The reverse-jinx lives on: It feels that every line I call out in the Statsies goes on to make me eat my words. The Kuzmenko-Pettersson-Mikheyev line was not only dominant analytically, but also on the scoresheet as well, putting up a combined 10 points on the night. This is what can happen when this line capitalizes on their opportunities. They had the best xGF% (79.95) and got 6 HDCF without giving up a single HDCA. Against the Ducks, this line found a finish as well as defensive excellence, which hopefully is just the first break in the dam for them.
Third period 5v5: The Canucks absolutely smothered the Ducks at 5v5 play in the third period. Vancouver saw an uptick in CF% (56.76 to 60.53), SCF% (52.94 to 71.43), and HDCF% (77.78 to 81.82). Essentially, they swung the balance of puck possession, scoring chances, and high-danger chances further in their favour. The only things that ticked downward were xGF% and xGA (78.54 to 72.11, 0.39 to 0.53), but that can be attributed to a late-game push from Anaheim. In all, this is the type of effort that the Canucks need to be putting out on a consistent basis. Having 9 HDCF in the final period is huge in helping bury the opposition and closing out games.
OEL might be the problem: I don’t think there’s a player as out of his rhythm as Oliver Ekman-Larsson. When looking over the stat sheet, the first thing that jumped out was Ethan Bear’s defence-worst 45.24 CF%. This seemed especially odd considering his solid debut against the Devils. However, that’s when it’s important to look at the defensive pairings. OEL had decent numbers, with solid CF% (54.29), xGF% (73.55), and HDCF% (85.71). But when taking a look at the impact that he had with Bear, it’s clear to see that his partner was doing a lot of heavy lifting. Bear’s Fenwick For %, a measure of the balance in unblocked shot attempts jumped from 55.56% with OEL to 71.43% without. The same goes for shots for% (55.56% with to 71.43 without) and xGF% (56.32 with to 91.73 without).
This is all with their main matchup being Trevor Zegras’ line, meaning that the OEL-Bear pairing was playing tough minutes. It seems like an odd fit to begin with, as though Bear is a good skater, he too is prone to making some costly turnovers which is something that OEL can’t cover for.

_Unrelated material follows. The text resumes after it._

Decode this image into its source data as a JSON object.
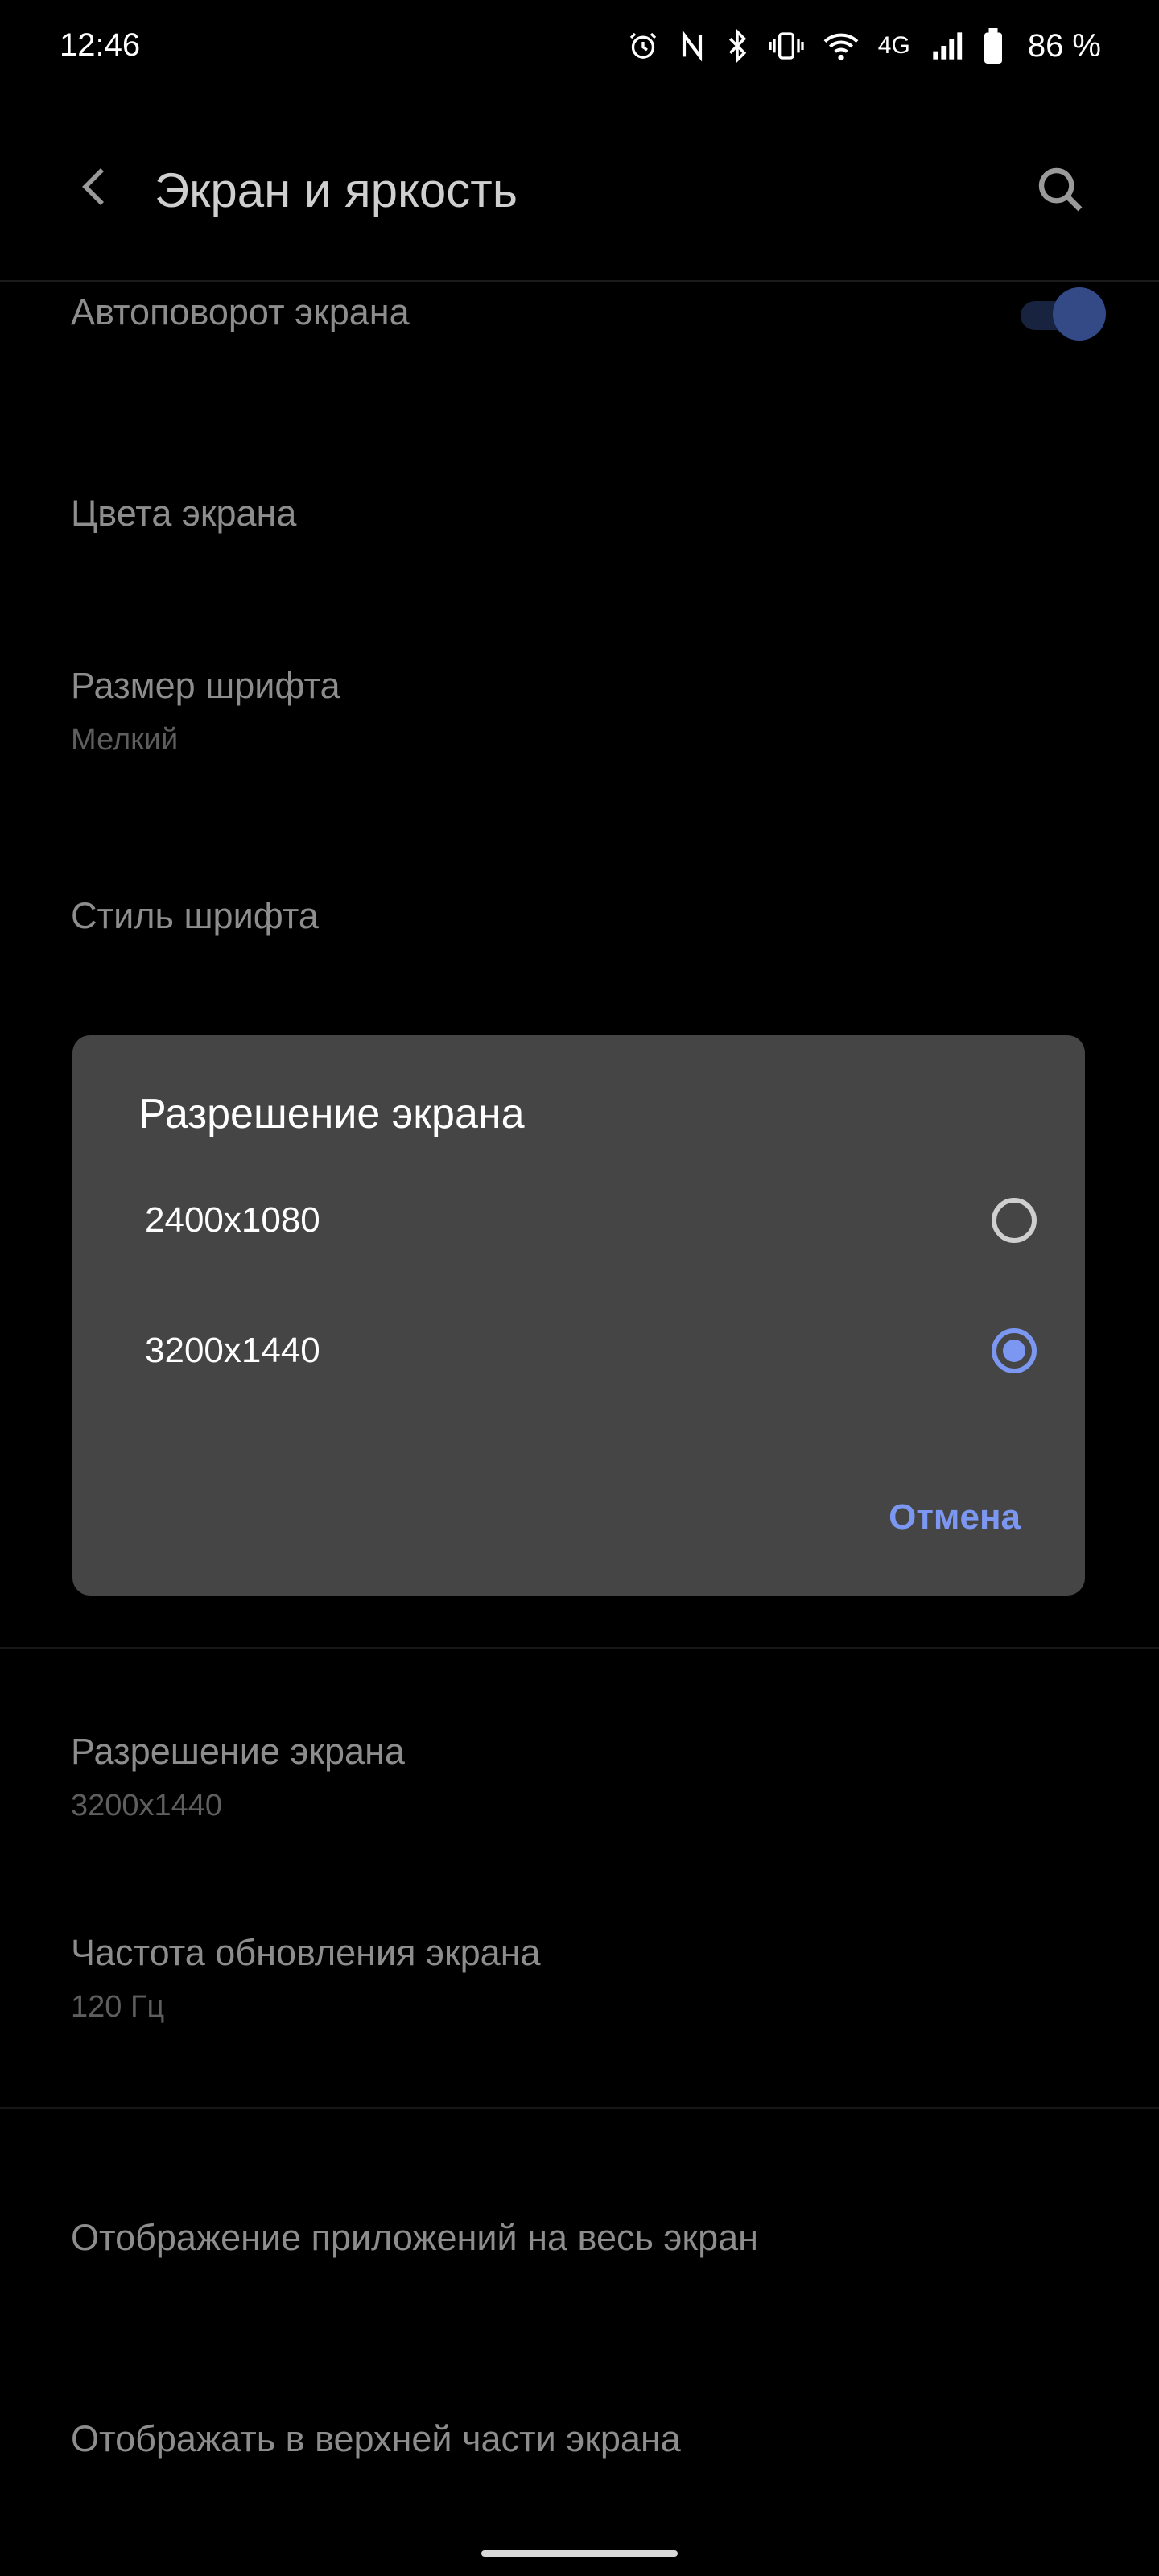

Bo Horvat, matchup king: Speaking of matchups, Bo Horvat was tasked with playing against Zegras’ line as well. As he usually does, the Canucks’ captain more than held his own against the rising young American. In their 10:18 minutes against each other, Horvat held the balance of CF% (52.63) and gave up an xGA of 0.53. He also victimized the Ducks in the faceoff circle, winning 73.91% of 23 draws while shouldering 11 defensive faceoffs. Horvat’s impact in matchups is also buoyed by good offensive results as of late, something the Canucks will need as they look to win more hockey games.
The night of threes: This isn’t advanced stats, but on the night that the Canucks celebrated old #3 Bieksa’s retirement, a lot of trifectas happened. Vancouver recorded win number three by three goals, with Kuzmenko potting a hat trick (3 goals) and Horvat putting up 3 points. Plus, it all comes with another number 3 watching from the pressbox (#freejack). The game also took place on November 3rd.

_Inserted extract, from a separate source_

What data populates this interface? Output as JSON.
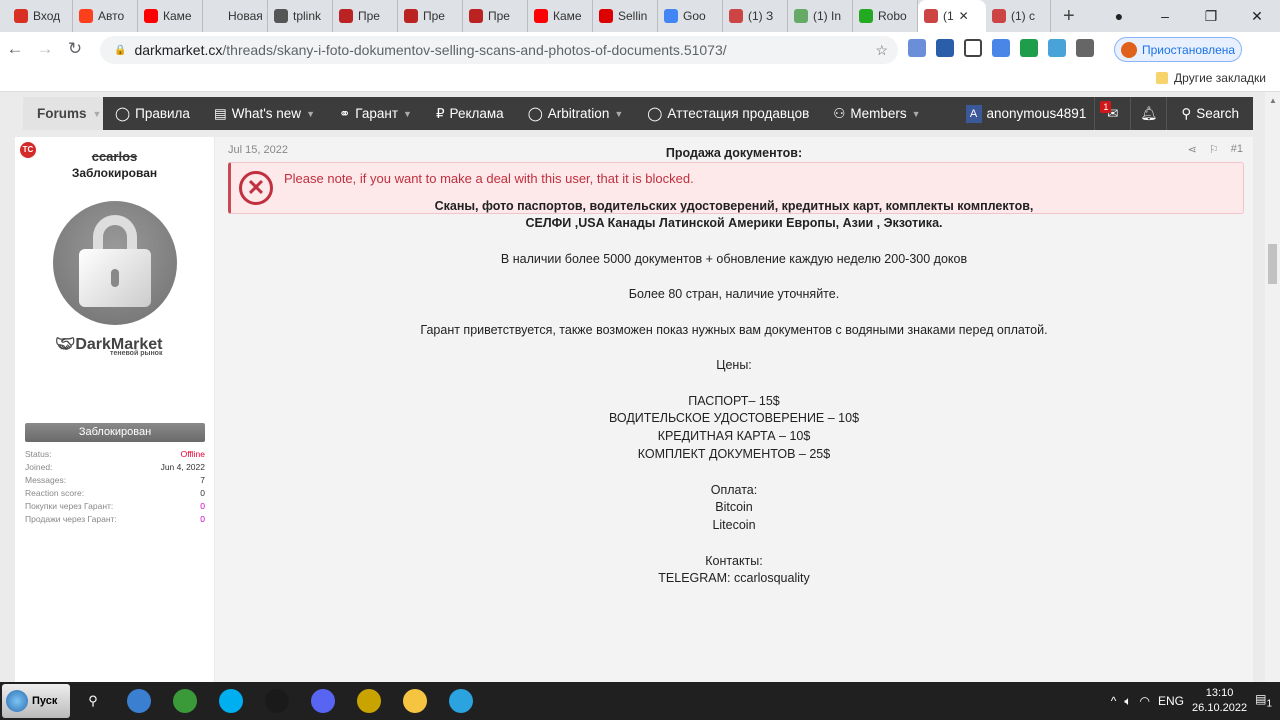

As a team
CF% – 56.76% HDCF% – 72.00% xGF% – 66.12%
The Canucks put in their best 60-minute effort against the Anaheim Ducks and are duly rewarded with an emphatic win. Though it wasn’t entirely perfect, it was as good as it gets in this tough start. Vancouver has now won 3 of their last 4 games and look to continue this trend against the Nashville Predators on Saturday at home.
Stats provided by naturalstattrick.com